This would be bad news for empathy. It means that when we hit the limits of our care, there’s nothing we can do to overcome them and become more empathic. And if the modern world has sapped our collective empathy, there’s nothing we can do to recover that, either.

Thankfully, this stereotype gets emotion backwards. Reason and passion work together, not against each other. Every time you remind yourself that a scary movie is just a movie, or breathe deeply before reprimanding your child, or choose music to psych yourself up for a big game, you decide how you want to feel, and deftly tune your emotions to suit your will.

This goes for empathy as well. We actively turn it up or down, and make choices about empathy all the time. Will you cross the street to avoid a homeless person, or pay attention to their pain? Will you dismiss someone who disagrees with you, or cultivate curiosity about why they feel the way they do? Over time, empathic choices add up—building empathic habits and, eventually, empathic people.

In other words, empathy is like a muscle, which we can build or leave to atrophy.

How to build your empathy

Psychologists have explored many ways that people can work out their care muscles. Some of these techniques not only make people kinder in general, but also help us empathize in circumstances that make doing so difficult, such as encountering people from different social groups like my friend.

Here are some tools psychologists have found to help people connect better:

Meditation. The idea that we can control what we feel may run counter to our beliefs, but other traditions have embraced it for millennia. Contemplative practices such as loving-kindness meditation were developed specifically to help individuals sharpen their empathy, and an increasing amount of evidence suggests that they work.

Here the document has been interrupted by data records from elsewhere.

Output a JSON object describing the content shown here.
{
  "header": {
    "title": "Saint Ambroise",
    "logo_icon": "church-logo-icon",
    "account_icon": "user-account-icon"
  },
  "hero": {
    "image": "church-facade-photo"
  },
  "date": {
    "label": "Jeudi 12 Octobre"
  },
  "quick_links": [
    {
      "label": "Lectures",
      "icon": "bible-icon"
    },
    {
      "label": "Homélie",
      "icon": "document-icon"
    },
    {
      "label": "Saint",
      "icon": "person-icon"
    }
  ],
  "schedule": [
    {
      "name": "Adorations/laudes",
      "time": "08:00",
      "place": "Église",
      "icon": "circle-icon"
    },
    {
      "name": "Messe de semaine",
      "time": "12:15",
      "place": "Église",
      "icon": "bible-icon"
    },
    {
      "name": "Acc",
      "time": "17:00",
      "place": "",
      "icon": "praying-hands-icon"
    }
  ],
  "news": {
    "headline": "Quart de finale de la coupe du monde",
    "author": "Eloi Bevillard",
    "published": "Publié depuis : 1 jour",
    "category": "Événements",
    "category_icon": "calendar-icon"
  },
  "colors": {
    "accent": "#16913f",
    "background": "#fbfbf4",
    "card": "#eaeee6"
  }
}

In one dramatic example, people practiced loving-kindness meditation for nine months, and researchers scanned their brains before and after training. Remarkably, parts of the brain associated with empathy grew in volume as individuals practiced, suggesting that these techniques can have deep and long-lasting effects.

Storytelling. Where statistics fail to move us, stories succeed. They bring us into one person’s perspective, allow us to resonate with their joy and pain, and are steeped in humanity. In fact, even fictional stories help us to empathize with real people.

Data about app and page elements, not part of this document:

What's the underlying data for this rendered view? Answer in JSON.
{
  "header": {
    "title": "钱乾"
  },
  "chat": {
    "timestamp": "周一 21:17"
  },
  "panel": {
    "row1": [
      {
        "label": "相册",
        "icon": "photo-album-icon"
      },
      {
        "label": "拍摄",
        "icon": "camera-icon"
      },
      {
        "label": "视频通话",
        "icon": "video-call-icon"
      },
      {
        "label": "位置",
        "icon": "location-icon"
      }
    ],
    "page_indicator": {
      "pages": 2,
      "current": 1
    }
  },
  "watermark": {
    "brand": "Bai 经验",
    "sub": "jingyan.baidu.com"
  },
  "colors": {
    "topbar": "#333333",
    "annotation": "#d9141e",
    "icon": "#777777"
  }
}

Evidence suggests that bookworms grow better at understanding others the more stories they eat through. Even small “doses” of fiction can make a difference, especially when they connect us with voices from cultures or groups we might not think or care about otherwise.

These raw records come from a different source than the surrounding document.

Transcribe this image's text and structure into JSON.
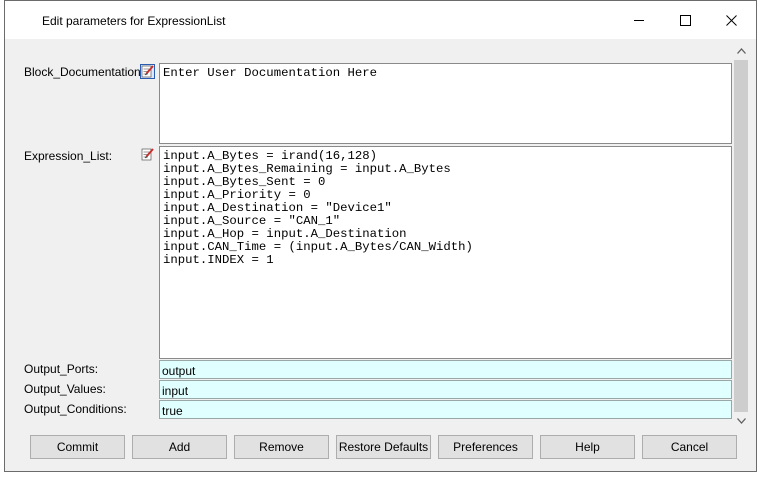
{
  "window": {
    "title": "Edit parameters for ExpressionList"
  },
  "form": {
    "block_documentation": {
      "label": "Block_Documentation:",
      "value": "Enter User Documentation Here"
    },
    "expression_list": {
      "label": "Expression_List:",
      "lines": [
        "input.A_Bytes = irand(16,128)",
        "input.A_Bytes_Remaining = input.A_Bytes",
        "input.A_Bytes_Sent = 0",
        "input.A_Priority = 0",
        "input.A_Destination = \"Device1\"",
        "input.A_Source = \"CAN_1\"",
        "input.A_Hop = input.A_Destination",
        "input.CAN_Time = (input.A_Bytes/CAN_Width)",
        "input.INDEX = 1"
      ]
    },
    "output_ports": {
      "label": "Output_Ports:",
      "value": "output"
    },
    "output_values": {
      "label": "Output_Values:",
      "value": "input"
    },
    "output_conditions": {
      "label": "Output_Conditions:",
      "value": "true"
    }
  },
  "buttons": {
    "commit": "Commit",
    "add": "Add",
    "remove": "Remove",
    "restore_defaults": "Restore Defaults",
    "preferences": "Preferences",
    "help": "Help",
    "cancel": "Cancel"
  },
  "colors": {
    "field_bg": "#e0ffff",
    "window_bg": "#f0f0f0",
    "button_bg": "#e1e1e1"
  },
  "icons": {
    "edit": "edit-pencil-icon",
    "minimize": "minimize-icon",
    "maximize": "maximize-icon",
    "close": "close-icon",
    "scroll_up": "chevron-up-icon",
    "scroll_down": "chevron-down-icon"
  }
}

Friendship. Empathy dissolves when we see the world in terms of “us and them,” but it recovers just as quickly when we return to “you and I.” Decades of research demonstrate that when people make close, personal contact with members of other groups, under the right conditions, they experience less prejudice. This is in part because they find it easier to empathize with that individual’s perspective and—by extension—with their group as a whole.

This last principle is what I was going for in calling my old friend. We had stopped being people to each other, but I believed a conversation could bring us back. To do so, we focused not on our opinions, but on how we had gotten to them in the first place. We talked about moments of fear, alienation, and anger, and how much we both feared the hatred that seems to be blooming in our national dialogue. Our conversation didn’t make us agree, but it did help us to understand each other, to feel heard, and to remember our common humanity.

I wouldn’t have called my friend if I didn’t know that people can build their empathy. If it’s impossible to change, why waste the energy trying? And indeed, my own research suggests that people who think of empathy as a trait they can’t control empathize lazily—for instance, only when it’s easy, or with people in their own tribe. Understanding empathy as a skill empowers and challenges us to decide what we want to do with it, and what type of people we want to become.

The first step toward building our capacity to care is believing we can succeed. Hopefully by now you know you can. What you do with this knowledge—and with your capacity to care more—is up to you.